Hannah Beckerman is a storyteller — she always has been, as she mentions in her fascinating bio and after years of wanting to write a novel she finally did. The Dead Wife’s Handbook has recently been published. But she knows firsthand that writing a book while being a mum is not as simple as it may seem. She shares with BritMums what it was really like to get her book completed.
When I gave birth to my daughter in October 2012, I had a pretty clear plan in my head for how the next couple of years were going to pan out. I’d sold my debut novel to Penguin a few weeks before she was born and I remember telling everyone how perfect the timing was because I could work from home whilst looking after her full-time.
Yes, you read that right. I thought I was going to edit my first novel, write my second and launch a journalism career while doing full-time childcare. It was all so clear in my head: I imagined she’d sleep a lot for the first few months and then, eventually – somewhere around the one-year mark – she’d learn to play on her own, giving me plenty of opportunity to get some writing done.
There was, to be fair, a good reason for this naivete. I’d read countless articles about super-women who managed to juggle it all effortlessly: setting up brand new business while breastfeeding, writing entire novels while preparing dinner for their six children, answering million-dollar emails on their blackberry while hanging out in the park with their toddler. I just assumed these women were a) telling the truth and b) that I would be no different.
Six months after my daughter was born I still hadn’t opened my laptop. She wasn’t sleeping enough during the day or night for me to even contemplate work and I was generally too bleary-eyed to form a coherent sentence over dinner to my husband, let alone on the page for a book.
Once we’d sorted The Sleeping Issue a few months later, I figured now was the time I could finally crack on: I began frantically tapping away during every possible stolen moment: her daytime naps, the very early hours of the morning and, occasionally, during the evenings. Finally, I was starting to do some actual work.

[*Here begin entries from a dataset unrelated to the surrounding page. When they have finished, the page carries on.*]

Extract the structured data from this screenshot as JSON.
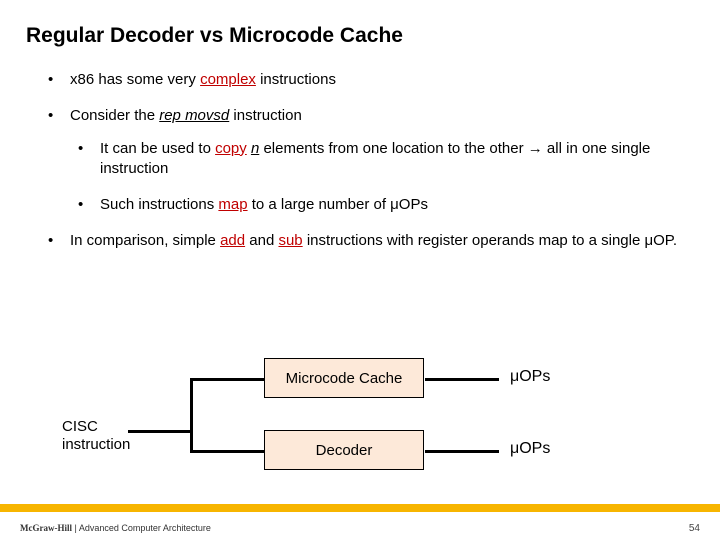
{
  "title": "Regular Decoder vs Microcode Cache",
  "bullets": {
    "b1_pre": "x86 has some very ",
    "b1_red": "complex",
    "b1_post": " instructions",
    "b2_pre": "Consider the ",
    "b2_ital": "rep movsd",
    "b2_post": " instruction",
    "b2a_pre": "It can be used to ",
    "b2a_red": "copy",
    "b2a_mid": " ",
    "b2a_ital": "n",
    "b2a_post": " elements from one location to the other → all in one single instruction",
    "b2b_pre": "Such instructions ",
    "b2b_red": "map",
    "b2b_post": " to a large number of μOPs",
    "b3_pre": "In comparison, simple ",
    "b3_red1": "add",
    "b3_mid": " and ",
    "b3_red2": "sub",
    "b3_post": " instructions with register operands map to a single μOP."
  },
  "diagram": {
    "source": "CISC\ninstruction",
    "box_cache": "Microcode Cache",
    "box_decoder": "Decoder",
    "out1": "μOPs",
    "out2": "μOPs"
  },
  "footer": {
    "publisher": "McGraw-Hill",
    "subtitle": " | Advanced Computer Architecture",
    "page": "54"
  }
}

But, of course, being a writer doesn’t just only involve sitting at a desk on your own. Sometimes you need to take a grown up phone call or turn up to a grown up meeting or go out for a grown-up lunch. And when you’re a working-from-home, full-time mum those grown up things invariably involve taking a little person with you.

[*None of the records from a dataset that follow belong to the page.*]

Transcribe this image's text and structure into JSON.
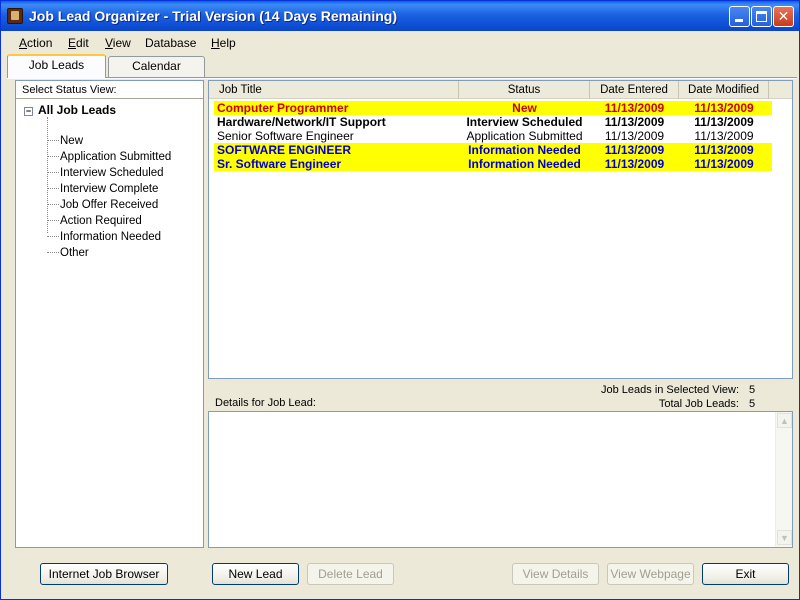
{
  "window": {
    "title": "Job Lead Organizer - Trial Version (14 Days Remaining)",
    "controls": {
      "minimize": "",
      "maximize": "",
      "close": "✕"
    }
  },
  "menu": [
    {
      "accel": "A",
      "rest": "ction"
    },
    {
      "accel": "E",
      "rest": "dit"
    },
    {
      "accel": "V",
      "rest": "iew"
    },
    {
      "accel": "",
      "rest": "Database"
    },
    {
      "accel": "H",
      "rest": "elp"
    }
  ],
  "tabs": {
    "job_leads": "Job Leads",
    "calendar": "Calendar"
  },
  "status_view": {
    "header": "Select Status View:",
    "root": "All Job Leads",
    "expander": "−",
    "items": [
      "New",
      "Application Submitted",
      "Interview Scheduled",
      "Interview Complete",
      "Job Offer Received",
      "Action Required",
      "Information Needed",
      "Other"
    ]
  },
  "grid": {
    "columns": {
      "title": "Job Title",
      "status": "Status",
      "entered": "Date Entered",
      "modified": "Date Modified"
    },
    "rows": [
      {
        "title": "Computer Programmer",
        "status": "New",
        "entered": "11/13/2009",
        "modified": "11/13/2009",
        "highlight": true,
        "color": "#CC0000",
        "bold": true
      },
      {
        "title": "Hardware/Network/IT Support",
        "status": "Interview Scheduled",
        "entered": "11/13/2009",
        "modified": "11/13/2009",
        "highlight": false,
        "color": "#000000",
        "bold": true
      },
      {
        "title": "Senior Software Engineer",
        "status": "Application Submitted",
        "entered": "11/13/2009",
        "modified": "11/13/2009",
        "highlight": false,
        "color": "#000000",
        "bold": false
      },
      {
        "title": "SOFTWARE ENGINEER",
        "status": "Information Needed",
        "entered": "11/13/2009",
        "modified": "11/13/2009",
        "highlight": true,
        "color": "#0000CC",
        "bold": true
      },
      {
        "title": "Sr. Software Engineer",
        "status": "Information Needed",
        "entered": "11/13/2009",
        "modified": "11/13/2009",
        "highlight": true,
        "color": "#0000CC",
        "bold": true
      }
    ]
  },
  "counts": {
    "selected_label": "Job Leads in Selected View:",
    "selected_value": "5",
    "total_label": "Total Job Leads:",
    "total_value": "5"
  },
  "details": {
    "label": "Details for Job Lead:",
    "value": ""
  },
  "scroll": {
    "up": "▲",
    "down": "▼"
  },
  "buttons": {
    "browser": "Internet Job Browser",
    "new_lead": "New Lead",
    "delete_lead": "Delete Lead",
    "view_details": "View Details",
    "view_webpage": "View Webpage",
    "exit": "Exit"
  }
}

In the sixteen months since my daughter was born I’ve taken her to meetings at my publishers where I’ve ended up giving her piggy backs around conference rooms while immersed in conversations about PR strategies. I’ve schlepped her along to work lunches where she’s screamed in a high chair and demanded to be allowed to romp around a restaurant if all hell isn’t going to break loose. I’ve taken work calls while playing toy xylophones and occasionally interrupting the person on the other end to sing a verse of ‘Wind the Bobbin Up’. And I’ve typed this blog post with her sitting on my lap, pointing at cats in the garden.
Perhaps there really are some superwomen out there who manage to Do It All without breaking into a sweat. But if, like me, you’re trying to do a little bit of everything as best you can and sometimes end up feeling like you’d end up doing it all so much better if you were just allowed to sleep uninterrupted for a week, know that you’re not alone.
And remember that there is an upside to being a working-from-home mum, however frazzled you might sometimes feel: not only do you keep a foot just far enough inside the professional door, you get to hang out with your little one every single day. And I reckon that’s got to be worth any number of piggy backs, even those around conference rooms in front of your slightly bemused colleagues.